Published Monday, October 29, 2018 4:14PM PDT
Last Updated Tuesday, October 30, 2018 8:56AM PDT
It wouldn't be Halloween without them, but a surge in the number of fireworks being set off has prompted a plea from a Cowichan Valley farm owner.
Shannon Boisvert shared video of her four-year-old horse Coco visibly alarmed after fireworks were set off near her farm over the weekend.
She said fireworks have been going off with greater frequency in the lead-up to Halloween and that Saturday night was particularly bad, with screecher fireworks going off just metres from her property.
"If I know that they're going to happen at night I make sure that the horses are in, but it's just been day and night for three weeks," Boisvert said. "I'm exhausted, they're stressed and not eating. My little horse…she was considering going right through the fence."
She said one of her horses even ended up straining a tendon after running in tight circles.
"These are not small animals. They're over 1,000 pounds," she said. "Their only defence is to run. They just go into flight mode, and if a person is in the way, or a fence is in the way, they'll just run over or through it."
No humans or animals were injured as a result of the ensuing panic, but Boisvert is asking people who buy fireworks to use them responsibly.

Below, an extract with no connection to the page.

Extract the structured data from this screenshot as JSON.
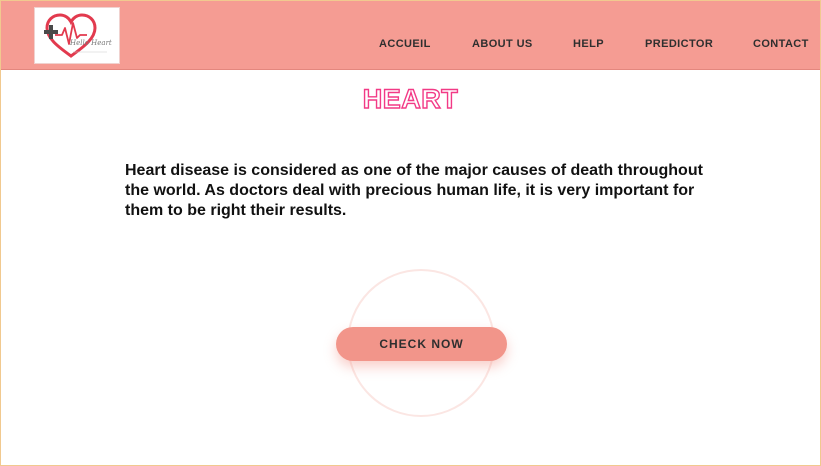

CVRD bylaws allow the sale and use of fireworks around Halloween with necessary permits, but stipulate that they cannot be set off within 500 metres of livestock.
That hasn't always been the case this October, Boisvert said.
"They're not even 200 metres," she said. "If they're in the distance it's not as scary."
Fines for anyone who breaks the bylaw can face a $250 fine from bylaw enforcement.
Rob Conway, Manager of Inspections and Enforcements for the CVRD, said calls for fireworks violations always peak around Halloween.
"Definitely, that's the busiest time of the year for fireworks. This year we're hearing a little bit more than we have in the past," he said.
He said officers generally issue a warning at first to anyone breaking the rules before escalating to a fine.
He also called on fireworks users to be courteous to neighbours by giving them a heads up – something Boisvert echoed.
"I think most people just don't understand," she said. "Just respect those rules otherwise people are going to be hurt, and animals are going to be injured."